Tide Mills - Racehorse hospital and the Station
The man most associated with Tide Mills is William Catt who began his career at the Mill aged 26 in 1801. He had previously trained as a miller at Lamberhurst in Kent. William extended the Mill from having just five millstones in 1791 to 14 pairs in 1826. He built the village for the millworkers, constructed banks and retaining walls, workshops and the like. By the mid 1800s there was a thriving settlement with offices, a forge, carpentry shops, houses and communal washing facilities. The improvements to the mill ponds meant that the mill could operate for 16 hours per day and produce 240 tons of flour a week.

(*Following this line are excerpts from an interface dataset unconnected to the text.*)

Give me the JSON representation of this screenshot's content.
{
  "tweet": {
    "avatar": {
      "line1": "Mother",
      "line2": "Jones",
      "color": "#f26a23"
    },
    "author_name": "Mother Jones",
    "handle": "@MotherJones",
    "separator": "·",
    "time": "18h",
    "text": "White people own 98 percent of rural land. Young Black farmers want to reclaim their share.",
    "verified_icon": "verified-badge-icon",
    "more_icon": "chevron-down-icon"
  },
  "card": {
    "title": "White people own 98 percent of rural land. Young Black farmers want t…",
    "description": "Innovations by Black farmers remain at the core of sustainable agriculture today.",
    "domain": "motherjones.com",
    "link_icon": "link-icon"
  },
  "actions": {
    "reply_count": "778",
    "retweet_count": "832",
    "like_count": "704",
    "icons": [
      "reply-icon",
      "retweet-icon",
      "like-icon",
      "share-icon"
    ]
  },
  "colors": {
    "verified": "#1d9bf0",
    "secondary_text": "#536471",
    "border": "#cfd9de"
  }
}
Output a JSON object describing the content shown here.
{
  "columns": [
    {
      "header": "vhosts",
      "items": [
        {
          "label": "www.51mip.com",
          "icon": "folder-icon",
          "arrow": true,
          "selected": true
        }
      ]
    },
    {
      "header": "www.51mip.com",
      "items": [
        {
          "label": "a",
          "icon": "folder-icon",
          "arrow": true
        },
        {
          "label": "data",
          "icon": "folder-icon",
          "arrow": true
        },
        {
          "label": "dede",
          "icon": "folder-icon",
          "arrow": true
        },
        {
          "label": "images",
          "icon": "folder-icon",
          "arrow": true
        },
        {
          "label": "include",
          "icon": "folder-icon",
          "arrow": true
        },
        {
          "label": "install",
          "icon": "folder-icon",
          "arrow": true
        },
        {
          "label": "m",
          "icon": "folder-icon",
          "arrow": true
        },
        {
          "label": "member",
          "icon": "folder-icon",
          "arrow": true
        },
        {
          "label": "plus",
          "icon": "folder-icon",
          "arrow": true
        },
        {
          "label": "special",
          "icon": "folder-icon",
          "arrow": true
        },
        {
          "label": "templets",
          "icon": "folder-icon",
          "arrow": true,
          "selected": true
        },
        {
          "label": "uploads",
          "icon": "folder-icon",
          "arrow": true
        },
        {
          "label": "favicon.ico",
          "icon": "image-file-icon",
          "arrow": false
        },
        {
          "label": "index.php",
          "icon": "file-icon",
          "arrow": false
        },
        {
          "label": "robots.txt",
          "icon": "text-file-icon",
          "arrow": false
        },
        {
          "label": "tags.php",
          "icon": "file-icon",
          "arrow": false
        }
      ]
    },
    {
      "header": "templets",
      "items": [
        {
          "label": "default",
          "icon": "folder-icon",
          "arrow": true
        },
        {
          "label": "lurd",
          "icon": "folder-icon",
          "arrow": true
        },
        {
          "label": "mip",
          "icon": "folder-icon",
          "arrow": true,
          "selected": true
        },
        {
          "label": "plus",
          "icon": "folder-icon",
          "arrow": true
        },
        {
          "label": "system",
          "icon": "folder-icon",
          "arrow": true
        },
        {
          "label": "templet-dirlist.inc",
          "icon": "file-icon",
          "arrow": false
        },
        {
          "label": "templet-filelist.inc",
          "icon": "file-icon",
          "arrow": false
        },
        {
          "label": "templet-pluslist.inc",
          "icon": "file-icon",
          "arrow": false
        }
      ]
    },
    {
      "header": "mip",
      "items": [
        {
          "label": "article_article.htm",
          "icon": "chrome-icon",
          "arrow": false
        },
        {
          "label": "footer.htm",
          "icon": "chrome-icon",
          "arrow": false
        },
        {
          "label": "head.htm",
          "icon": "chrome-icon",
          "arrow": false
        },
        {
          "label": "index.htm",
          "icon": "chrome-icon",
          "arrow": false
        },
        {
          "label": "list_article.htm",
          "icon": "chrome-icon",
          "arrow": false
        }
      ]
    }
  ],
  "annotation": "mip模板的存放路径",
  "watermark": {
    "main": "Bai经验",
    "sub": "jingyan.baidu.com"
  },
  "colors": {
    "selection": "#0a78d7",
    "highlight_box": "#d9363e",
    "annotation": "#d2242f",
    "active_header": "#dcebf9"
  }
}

Catt was, apparently a fair boss, with a long serving work force. However he was a known to enforce a strict curfew (so that workers did not stay too long in the Buckle Inn). William Catt died in 1853 succeeded by his son George. George Catt had other business interests including the Terminus Hotel in Seaford (built in 1864), a brewery, and it is reputed that he had subscribed to the building of the railway to Seaford. The Newhaven Harbour Company extended the harbour jetties and as a result the beach between Tide Mills and Seaford suffered loss of shingle, requiring sea defences to be built to protect the Mill.
George Catt’s widow Emily sold the tide mill to the Newhaven Harbour Company in 1879 who in turn leased it to other members of the Catt family, but by 1883 the mill closed. The mill house and cottages continued to be occupied by the families of the former mill workers, harbour employees, farmhands and holiday makers. The Mill Building was used as a bonded warehouse until it was demolished in 1901. However this was not the end of the industrial use of the site.
In 1904 the Marconi Radio Company set up a wireless station on the beach. The station was used to report on the arrivals and departures of the cross channel shipping and by 1912 ship to shore communications facilities had been established. In May 1894, Tide Mills was visited by the 1st Sussex (Royal Artillery) Voluntary Reserve with an experimental 40lb Armstrong breech loaded gun mounted on a train nicknamed the Flying Martello Tower.
After the end of the first world war, Tide Mills began to grow as a holiday village using converted railway carriages left over from the seaplane station.
In 1922 some of the upper parts of the old mill were taken over by ex-jockey David Dale to become a convalescent home for injured race horses. The horses were bathed in salt water and galloped along the foreshore. The facility continued to operate until the start of the WWII in 1939.
Continue up towards the railway crossing to the ruined cottage on the left before it.